These stories are always interesting, and I’m very happy for the authors that they were able to achieve something that is both difficult and impressive. Clearly they had a laser-focus on their goal and went for it. I don’t like reading the comments where people are whining about how the author had special circumstances, and blah blah blah. It’s easy to whine, and I am pretty sure that the author, while maybe a little stung by the comments, is still quite happy with their achievement. I don’t comment negatively (or at all – I don’t think I’ve ever added anything to a digital conversation) but certainly I have some of those whiny thoughts floating around in my head. “Ugh, that’s amazing, I WISH I could do something like that. But nooooo, I live in Vancouver, it’s so expensive, I only make x number of dollars, ughhhhhh.” And then I realized: holy shit, I do have a debt repayment story that is somewhat impressive! Article title change, stat!
How I Paid off $13,500 in One Year
Yes. I paid off nearly $14k in one year, and I’ve completely forgotten about it since. Reading the title it does sound very impressive, and I remember at the time feeling extremely accomplished with myself (rightfully so, in my opinion). But, full disclosure, I had a special circumstance that helped me pay off the loan so quickly. You see, I was living in Scotland at the time, and in order for me to stay there the only visa I could get was a student one. And so I began my teaching degree, but I had to take out a loan to pay tuition. Now, not being a citizen of the UK I had no chance of getting a loan there – instead, I took out a Canadian student loan, with which I had zero interest on the first 12 months, and 18 months total to defer payments. As soon as I was on my teacher salary I began throwing money at that debt, which shrunk quite quickly because I was paying it in British pounds. $13,500 amounted to approximately £7000, a much easier number for me to handle. First-year teachers in Scotland are not rolling in it, but living costs are low and I was able to chuck hundreds at a time every month at my loan. The loan people must have hated me because I paid next to no interest thanks to my verve in getting that number down to zero.

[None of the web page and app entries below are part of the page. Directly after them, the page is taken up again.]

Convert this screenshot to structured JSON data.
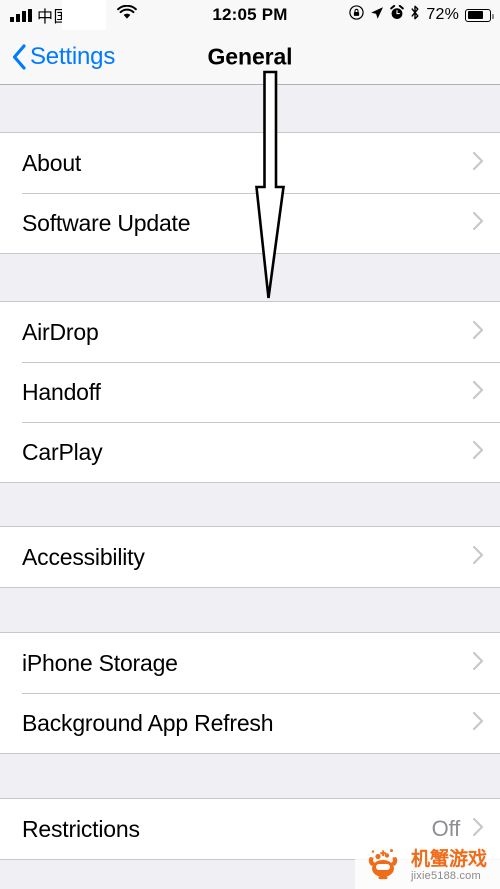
{
  "status_bar": {
    "carrier": "中国",
    "time": "12:05 PM",
    "battery_percent": "72%",
    "battery_level": 72,
    "icons": [
      "signal-bars-icon",
      "wifi-icon",
      "rotation-lock-icon",
      "location-arrow-icon",
      "alarm-clock-icon",
      "bluetooth-icon",
      "battery-icon"
    ]
  },
  "nav": {
    "back_label": "Settings",
    "title": "General",
    "back_tint": "#007aff"
  },
  "sections": [
    {
      "rows": [
        {
          "label": "About",
          "value": ""
        },
        {
          "label": "Software Update",
          "value": ""
        }
      ]
    },
    {
      "rows": [
        {
          "label": "AirDrop",
          "value": ""
        },
        {
          "label": "Handoff",
          "value": ""
        },
        {
          "label": "CarPlay",
          "value": ""
        }
      ]
    },
    {
      "rows": [
        {
          "label": "Accessibility",
          "value": ""
        }
      ]
    },
    {
      "rows": [
        {
          "label": "iPhone Storage",
          "value": ""
        },
        {
          "label": "Background App Refresh",
          "value": ""
        }
      ]
    },
    {
      "rows": [
        {
          "label": "Restrictions",
          "value": "Off"
        }
      ]
    }
  ],
  "annotation": {
    "type": "down-arrow",
    "description": "white outlined arrow pointing down"
  },
  "watermark": {
    "site_name": "机蟹游戏",
    "url": "jixie5188.com",
    "color": "#ef6c1a"
  },
  "colors": {
    "group_background": "#ffffff",
    "page_background": "#efeff4",
    "separator": "#c8c7cc",
    "secondary_text": "#8e8e93",
    "accent": "#007aff"
  }
}
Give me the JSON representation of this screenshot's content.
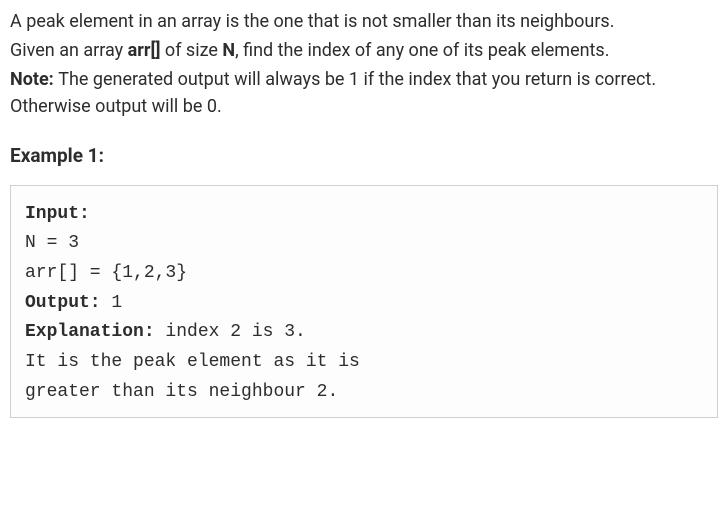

I am in no way diminishing my achievement. Writing it down here and thinking back to my circumstances in 2012/2013 reinforces my feeling that I did something I didn’t think I was capable of. But I was able to game the system a little bit using favourable currency conversions, and that is something not many people are able to do. When reading these amazing stories of quick debt repayments, it’s important to remember the special circumstances people may have, but equally important is to realize that you may have some unique chances of your own. Even if you don’t, you will be able to get yourself out of any debt hole you are in. Time and perseverance will get you there, and then it will be your chance to write your own clickbait title.